17 Feb The Farmhouse of Second Chances by Helen Rolfe
A heart-warming story of hope and redemption
I was so pleased to be invited on to this blogtour for The Farmhouse of Second Chances as I really enjoyed Helen Rolfe’s previous book The Kindness Club on Mayberry Lane, and looked forward to reading more.
For, let’s be honest, we could all do with some kindness and joy in our own lives – and I’m happy to say that The Farmhouse of Second Chances delivers both. Well, with a heroine called Joy, how could it fail to?
Sixty-nine-year-old Joy Browne lives up to her name by delighting in the pleasures of life at the Old Dairy Farmhouse which she inherited from kind couple Ted and Marjory, who took her in when she was a troubled young woman, alone, homeless and disowned by her family.
Now Joy pays the favour on, offering a haven to the waifs and strays of life she encounters. Some stay a short while – others make their home with her, or settle nearby.

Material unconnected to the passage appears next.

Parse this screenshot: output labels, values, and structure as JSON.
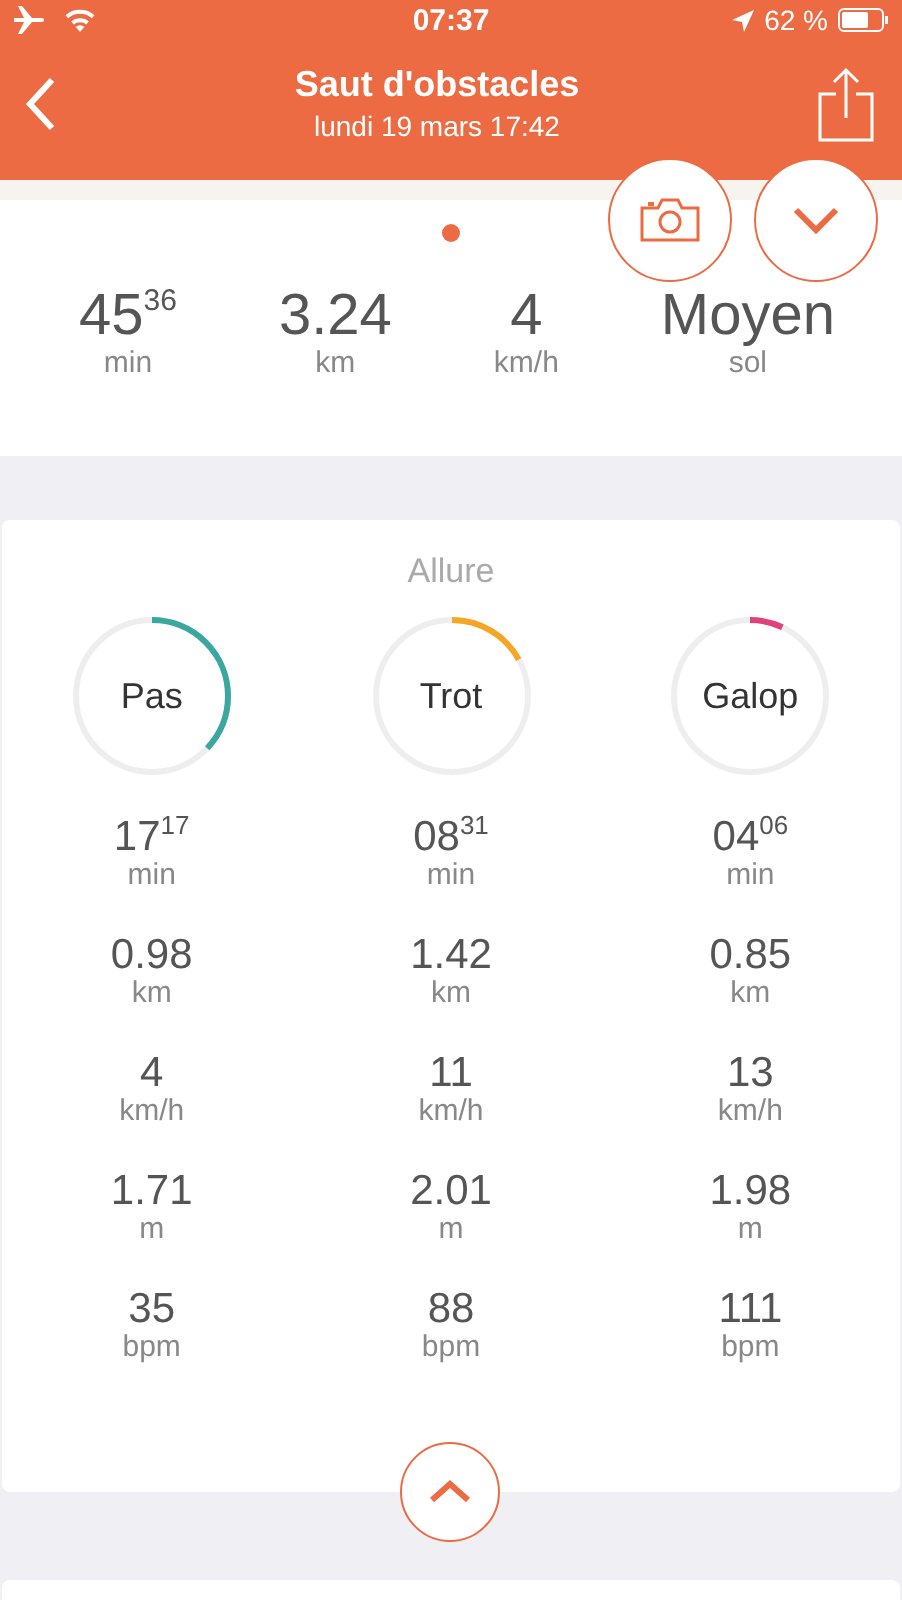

When we meet Joy, a core of four form her family. There’s Freddy, who runs a small market garden on her land; Drew, who has built up a successful outdoor adventure business, Lauren, who is now married and building up a cake business and 18-year-old Cameron – Joy’s latest protégé – whom she’s rescued from a life of homelessness and petty crime, and who now lives at the farmhouse with her.
Into this mix comes Libby, Joy’s adult niece, the only member of her blood family who will give her the time of day. She’s no idea why her aunt has been ostracised by her family – and Joy wants to keep it that way.
For her secret is so shameful, she’s prepared to lose the farm and all she holds dear to keep it under wraps – even if that means giving in to blackmail.
This story has everything – the beautiful, rural setting evokes feelings of peace and tranquillity that can never be totally destroyed by the elements of uncertainty, fear and familial tension that play out in the ever intriguing plot.
Joy is the central character, a woman who is described as a “grey-haired surrogate mother to more than a dozen young adults, lover of owls, keeper of chickens”. But the hints of her troubled past add another dimension to her persona – the fact that she is not, and never was a saint, makes her all the more empathetic to the reader.
Libby is the perfect foil for her aunt – she, too, has her troubles, but they’re more straightforward. Her stressed-out job, nice but unexciting boyfriend, and difficult relationship with her widowed father have all led to her taking refuge with Joy, and she has her own challenges to resolve along with her aunt’s.
She’s drawn to her aunt’s surrogate family, especially Drew – something that should delight Joy, but strangely only adds to her unease about the future.
Drew, Freddie, Lauren and Cameron all have a strong part to play in the story, too. Each may have overcome their initial dramas and disasters with Joy’s help, but life has a way of continuing to throw problems into people’s paths, and perhaps some of our new friends at The Farmhouse of Second Chances need third chances, too.
It’s a mark of the story that the reader is confident they’ll get them. For the theme right through the book really is one of redemption and reconciliation.
As the various threads in each of the characters’ lives draw to resolution there’s a storm – a wonderful allegory for the upset that’s happening in their lives, but also, in its cessation, a metaphor for the fresh start they can make if they can only forgive and forget.
For preserving family and friendship is just as important as saving the farmhouse to continue its legacy as a haven and a home for anyone who needs its comfort and joy.
What a lovely warm and uplifting read.
About the Author
Helen Rolfe writes romantic and contemporary women’s fiction and enjoys weaving stories about family, friendships. Secrets and community. Her characters must fight to overcome challenges, but always have a happy ending.